the area who runs the league in his spare time. Masango
has since founded the Future Stars Academy to train
talented players. Tendele recently paid for transport and
accommodation for him and two local players to travel to
Bloemfontein for trials. The Future Stars Academy has 105
kids in training with volunteer coaches.
|PLAYING FOR CHANGE
Eight local football teams now have kits in which to compete in the newly created local tournament. Coaches Sihle Nkwanyana and Khulekani Mbanjwa donate their time. Several players have gone to league events, where they impressed trainers, motivating them to work towards a possible sporting career.
Twenty taxis owned by local entrepreneurs have a
contract to transport Somkhele mine employees to
and from work. Taxi owners and mine management
formed the Tendele taxi committee, to handle
challenges or disputes.
Small opportunities like these lead to bigger things,
explains Mandla Zulu, taxi owner and deputy
chairperson of the committee. “The opportunity
given to me by Tendele is helping me save up for
my own dream – to own a plant hire company. The
experience we’re building up qualifies us for future
loans, and gives us a credible business history.”
“We’re the first taxi industry to work with the mine.
Losing the mine would be a massive loss for the
community, so this is an important relationship.”
FROM DRIVER TO BUSINESS OWNER
Melusi Siyaya began his career as a contract
supervisor for his brother’s construction company
in Nquthu, more than three hours from his home
in Somkhele. In 2011, Siyaya came home when he
heard about new opportunities in Mpukunyoni as
a result of the Somkhele mine. In 2012 he got a
job with mining contractor Sandton Plant Hire as a
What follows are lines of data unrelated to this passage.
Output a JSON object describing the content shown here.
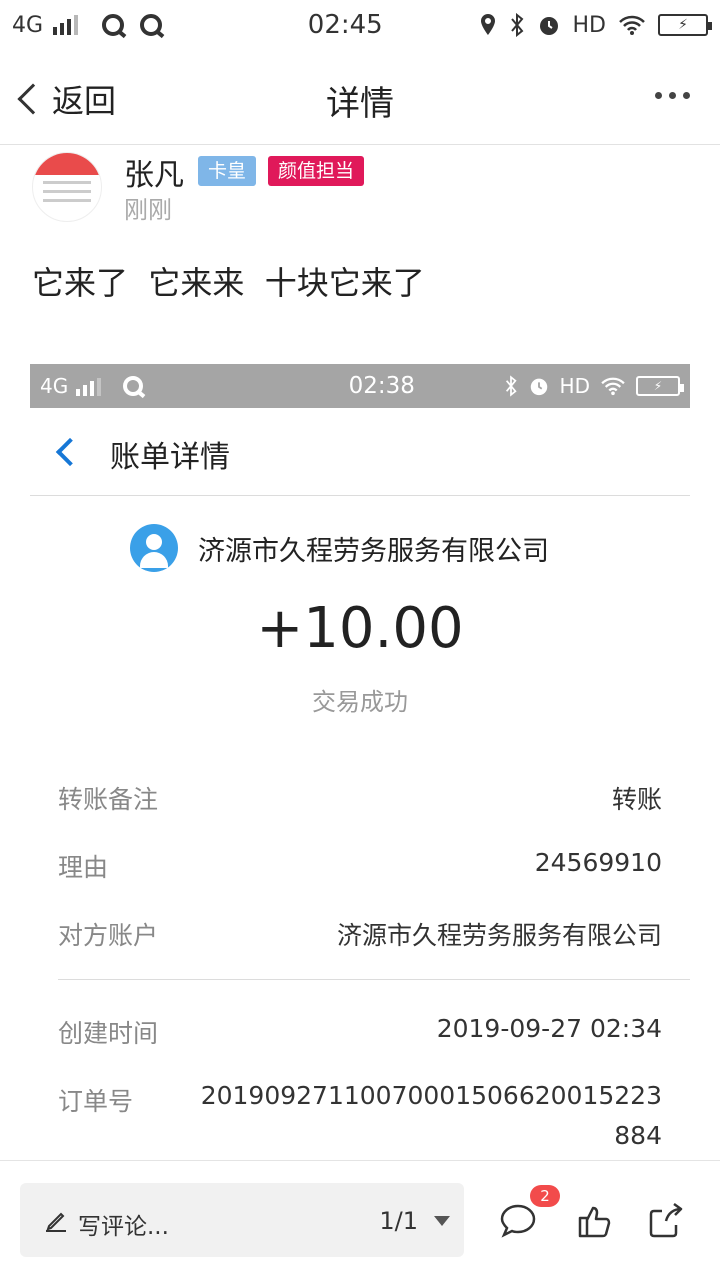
{
  "status_bar": {
    "network": "4G",
    "time": "02:45",
    "hd": "HD"
  },
  "nav": {
    "back_label": "返回",
    "title": "详情"
  },
  "post": {
    "author": "张凡",
    "badges": [
      "卡皇",
      "颜值担当"
    ],
    "time": "刚刚",
    "text": "它来了  它来来  十块它来了"
  },
  "screenshot": {
    "status_bar": {
      "network": "4G",
      "time": "02:38",
      "hd": "HD"
    },
    "title": "账单详情",
    "payee": "济源市久程劳务服务有限公司",
    "amount": "+10.00",
    "status": "交易成功",
    "details": [
      {
        "key": "转账备注",
        "value": "转账"
      },
      {
        "key": "理由",
        "value": "24569910"
      },
      {
        "key": "对方账户",
        "value": "济源市久程劳务服务有限公司"
      }
    ],
    "extra": [
      {
        "key": "创建时间",
        "value": "2019-09-27 02:34"
      },
      {
        "key": "订单号",
        "value": "20190927110070001506620015223884"
      }
    ]
  },
  "bottom_bar": {
    "comment_placeholder": "写评论...",
    "page_indicator": "1/1",
    "comment_count": "2"
  },
  "colors": {
    "accent_blue": "#1677d6",
    "badge_blue": "#7fb6e8",
    "badge_red": "#e0195a",
    "count_red": "#f24b4b"
  }
}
Code 14 driver. Then he started his own business,
bought three second hand trucks, and won a tender
to move earth for Tendele. Today he keeps winning
work on the mine, is expanding his fleet, and also
has vehicles working on government projects.
MPUKUNYONI BUSINESS ASSOCIATION (MBA)
In 2006, a group of business owners in the Mpukunyoni area approached the traditional council with an idea to share
work opportunities and benefit local entrepreneurs. The Mpukunyoni Business Association was formed to link small
businesses to the Tendele mine, and local opportunities were created, ranging from civil engineering and construction to
security, plant hire, tourism, skills training and IT.
More than fifty companies are currently registered with the MBA. Its chairman, Eric Sokhulu, says roughly 120 people are
working in and around the mine through the association.
Transport for the mine is the most popular work. MBA businesses are currently responsible for loading and hauling
anthracite between Tendele and the Richards Bay port.
“What we’d like to do next is to incubate small businesses, share knowledge and help them grow,” says Sokhulu. The
MBA is also involved in local sports sponsorships, gives donations to schools and advises young entrepreneurs.